What is required. Here is a listing. Repeat it exactly and in its entirety.
___ Information provided ___
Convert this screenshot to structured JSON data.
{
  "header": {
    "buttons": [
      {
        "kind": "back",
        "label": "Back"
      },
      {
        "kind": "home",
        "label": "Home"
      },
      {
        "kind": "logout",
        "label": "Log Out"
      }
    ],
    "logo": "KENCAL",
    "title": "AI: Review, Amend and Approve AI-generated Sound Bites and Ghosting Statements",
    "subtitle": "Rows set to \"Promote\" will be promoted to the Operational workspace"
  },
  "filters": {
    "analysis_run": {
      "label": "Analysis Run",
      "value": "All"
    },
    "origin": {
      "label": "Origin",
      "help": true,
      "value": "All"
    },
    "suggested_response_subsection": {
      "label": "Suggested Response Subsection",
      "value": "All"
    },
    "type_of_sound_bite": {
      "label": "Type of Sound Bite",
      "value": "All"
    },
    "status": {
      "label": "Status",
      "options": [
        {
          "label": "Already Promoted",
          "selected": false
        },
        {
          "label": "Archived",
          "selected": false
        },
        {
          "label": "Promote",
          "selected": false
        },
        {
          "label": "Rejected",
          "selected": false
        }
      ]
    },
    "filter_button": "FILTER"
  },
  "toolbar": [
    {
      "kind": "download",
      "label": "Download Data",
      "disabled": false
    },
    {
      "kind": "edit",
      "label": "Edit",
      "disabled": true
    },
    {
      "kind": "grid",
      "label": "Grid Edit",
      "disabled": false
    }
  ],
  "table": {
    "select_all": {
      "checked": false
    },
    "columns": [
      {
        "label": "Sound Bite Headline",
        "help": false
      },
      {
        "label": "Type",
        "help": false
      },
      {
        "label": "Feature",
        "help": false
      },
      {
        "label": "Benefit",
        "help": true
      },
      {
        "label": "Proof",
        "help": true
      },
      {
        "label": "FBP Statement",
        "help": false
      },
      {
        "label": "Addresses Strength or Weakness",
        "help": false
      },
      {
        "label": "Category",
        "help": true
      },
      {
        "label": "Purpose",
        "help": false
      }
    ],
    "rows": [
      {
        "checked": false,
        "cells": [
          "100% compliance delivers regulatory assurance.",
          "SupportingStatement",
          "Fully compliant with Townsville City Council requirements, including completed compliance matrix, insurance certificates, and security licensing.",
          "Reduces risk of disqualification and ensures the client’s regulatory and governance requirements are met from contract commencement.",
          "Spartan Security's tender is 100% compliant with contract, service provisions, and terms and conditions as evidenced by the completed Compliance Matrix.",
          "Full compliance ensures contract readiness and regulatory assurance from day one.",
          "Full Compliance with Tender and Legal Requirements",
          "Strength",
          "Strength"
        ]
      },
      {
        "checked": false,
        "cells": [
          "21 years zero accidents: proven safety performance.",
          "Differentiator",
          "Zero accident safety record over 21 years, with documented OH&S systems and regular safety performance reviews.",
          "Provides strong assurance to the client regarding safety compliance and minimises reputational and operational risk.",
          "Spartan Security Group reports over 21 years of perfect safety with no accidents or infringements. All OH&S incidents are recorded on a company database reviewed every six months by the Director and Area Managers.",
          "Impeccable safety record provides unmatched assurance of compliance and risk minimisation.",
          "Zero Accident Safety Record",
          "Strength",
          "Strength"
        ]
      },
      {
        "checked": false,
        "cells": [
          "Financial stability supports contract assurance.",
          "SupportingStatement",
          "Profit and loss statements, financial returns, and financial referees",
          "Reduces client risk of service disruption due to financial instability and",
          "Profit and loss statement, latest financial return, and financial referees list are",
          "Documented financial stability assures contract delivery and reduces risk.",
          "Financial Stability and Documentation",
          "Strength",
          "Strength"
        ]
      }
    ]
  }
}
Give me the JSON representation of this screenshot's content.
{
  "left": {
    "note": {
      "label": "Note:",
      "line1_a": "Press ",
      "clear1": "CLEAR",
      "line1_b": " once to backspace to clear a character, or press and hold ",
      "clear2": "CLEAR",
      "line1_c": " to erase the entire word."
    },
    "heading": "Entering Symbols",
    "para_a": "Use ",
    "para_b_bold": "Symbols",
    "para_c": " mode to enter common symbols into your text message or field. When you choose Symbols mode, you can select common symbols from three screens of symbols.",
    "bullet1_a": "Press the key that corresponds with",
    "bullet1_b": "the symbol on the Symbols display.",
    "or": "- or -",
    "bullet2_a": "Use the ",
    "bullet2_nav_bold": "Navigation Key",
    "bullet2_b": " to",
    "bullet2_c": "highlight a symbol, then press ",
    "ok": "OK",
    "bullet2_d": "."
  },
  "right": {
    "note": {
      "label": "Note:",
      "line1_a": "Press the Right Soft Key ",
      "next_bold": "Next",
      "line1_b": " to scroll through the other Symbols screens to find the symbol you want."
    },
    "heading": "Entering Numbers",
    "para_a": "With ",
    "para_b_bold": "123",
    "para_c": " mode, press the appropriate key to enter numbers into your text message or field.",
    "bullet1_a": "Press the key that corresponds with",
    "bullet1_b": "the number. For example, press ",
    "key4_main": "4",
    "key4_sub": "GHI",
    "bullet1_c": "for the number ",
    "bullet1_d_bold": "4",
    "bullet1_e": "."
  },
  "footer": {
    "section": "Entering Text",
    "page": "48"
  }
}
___
Answer for the task.
Convert this screenshot to structured JSON data.
{
  "header": {
    "buttons": [
      {
        "kind": "back",
        "label": "Back"
      },
      {
        "kind": "home",
        "label": "Home"
      },
      {
        "kind": "logout",
        "label": "Log Out"
      }
    ],
    "logo": "KENCAL",
    "title": "AI: Review, Amend and Approve AI-generated Sound Bites and Ghosting Statements",
    "subtitle": "Rows set to \"Promote\" will be promoted to the Operational workspace"
  },
  "filters": {
    "analysis_run": {
      "label": "Analysis Run",
      "value": "All"
    },
    "origin": {
      "label": "Origin",
      "help": true,
      "value": "All"
    },
    "suggested_response_subsection": {
      "label": "Suggested Response Subsection",
      "value": "All"
    },
    "type_of_sound_bite": {
      "label": "Type of Sound Bite",
      "value": "All"
    },
    "status": {
      "label": "Status",
      "options": [
        {
          "label": "Already Promoted",
          "selected": false
        },
        {
          "label": "Archived",
          "selected": false
        },
        {
          "label": "Promote",
          "selected": false
        },
        {
          "label": "Rejected",
          "selected": false
        }
      ]
    },
    "filter_button": "FILTER"
  },
  "toolbar": [
    {
      "kind": "download",
      "label": "Download Data",
      "disabled": false
    },
    {
      "kind": "edit",
      "label": "Edit",
      "disabled": true
    },
    {
      "kind": "grid",
      "label": "Grid Edit",
      "disabled": false
    }
  ],
  "table": {
    "select_all": {
      "checked": false
    },
    "columns": [
      {
        "label": "Sound Bite Headline",
        "help": false
      },
      {
        "label": "Type",
        "help": false
      },
      {
        "label": "Feature",
        "help": false
      },
      {
        "label": "Benefit",
        "help": true
      },
      {
        "label": "Proof",
        "help": true
      },
      {
        "label": "FBP Statement",
        "help": false
      },
      {
        "label": "Addresses Strength or Weakness",
        "help": false
      },
      {
        "label": "Category",
        "help": true
      },
      {
        "label": "Purpose",
        "help": false
      }
    ],
    "rows": [
      {
        "checked": false,
        "cells": [
          "100% compliance delivers regulatory assurance.",
          "SupportingStatement",
          "Fully compliant with Townsville City Council requirements, including completed compliance matrix, insurance certificates, and security licensing.",
          "Reduces risk of disqualification and ensures the client’s regulatory and governance requirements are met from contract commencement.",
          "Spartan Security's tender is 100% compliant with contract, service provisions, and terms and conditions as evidenced by the completed Compliance Matrix.",
          "Full compliance ensures contract readiness and regulatory assurance from day one.",
          "Full Compliance with Tender and Legal Requirements",
          "Strength",
          "Strength"
        ]
      },
      {
        "checked": false,
        "cells": [
          "21 years zero accidents: proven safety performance.",
          "Differentiator",
          "Zero accident safety record over 21 years, with documented OH&S systems and regular safety performance reviews.",
          "Provides strong assurance to the client regarding safety compliance and minimises reputational and operational risk.",
          "Spartan Security Group reports over 21 years of perfect safety with no accidents or infringements. All OH&S incidents are recorded on a company database reviewed every six months by the Director and Area Managers.",
          "Impeccable safety record provides unmatched assurance of compliance and risk minimisation.",
          "Zero Accident Safety Record",
          "Strength",
          "Strength"
        ]
      },
      {
        "checked": false,
        "cells": [
          "Financial stability supports contract assurance.",
          "SupportingStatement",
          "Profit and loss statements, financial returns, and financial referees",
          "Reduces client risk of service disruption due to financial instability and",
          "Profit and loss statement, latest financial return, and financial referees list are",
          "Documented financial stability assures contract delivery and reduces risk.",
          "Financial Stability and Documentation",
          "Strength",
          "Strength"
        ]
      }
    ]
  }
}
Give me the JSON representation of this screenshot's content.
{
  "left": {
    "note": {
      "label": "Note:",
      "line1_a": "Press ",
      "clear1": "CLEAR",
      "line1_b": " once to backspace to clear a character, or press and hold ",
      "clear2": "CLEAR",
      "line1_c": " to erase the entire word."
    },
    "heading": "Entering Symbols",
    "para_a": "Use ",
    "para_b_bold": "Symbols",
    "para_c": " mode to enter common symbols into your text message or field. When you choose Symbols mode, you can select common symbols from three screens of symbols.",
    "bullet1_a": "Press the key that corresponds with",
    "bullet1_b": "the symbol on the Symbols display.",
    "or": "- or -",
    "bullet2_a": "Use the ",
    "bullet2_nav_bold": "Navigation Key",
    "bullet2_b": " to",
    "bullet2_c": "highlight a symbol, then press ",
    "ok": "OK",
    "bullet2_d": "."
  },
  "right": {
    "note": {
      "label": "Note:",
      "line1_a": "Press the Right Soft Key ",
      "next_bold": "Next",
      "line1_b": " to scroll through the other Symbols screens to find the symbol you want."
    },
    "heading": "Entering Numbers",
    "para_a": "With ",
    "para_b_bold": "123",
    "para_c": " mode, press the appropriate key to enter numbers into your text message or field.",
    "bullet1_a": "Press the key that corresponds with",
    "bullet1_b": "the number. For example, press ",
    "key4_main": "4",
    "key4_sub": "GHI",
    "bullet1_c": "for the number ",
    "bullet1_d_bold": "4",
    "bullet1_e": "."
  },
  "footer": {
    "section": "Entering Text",
    "page": "48"
  }
}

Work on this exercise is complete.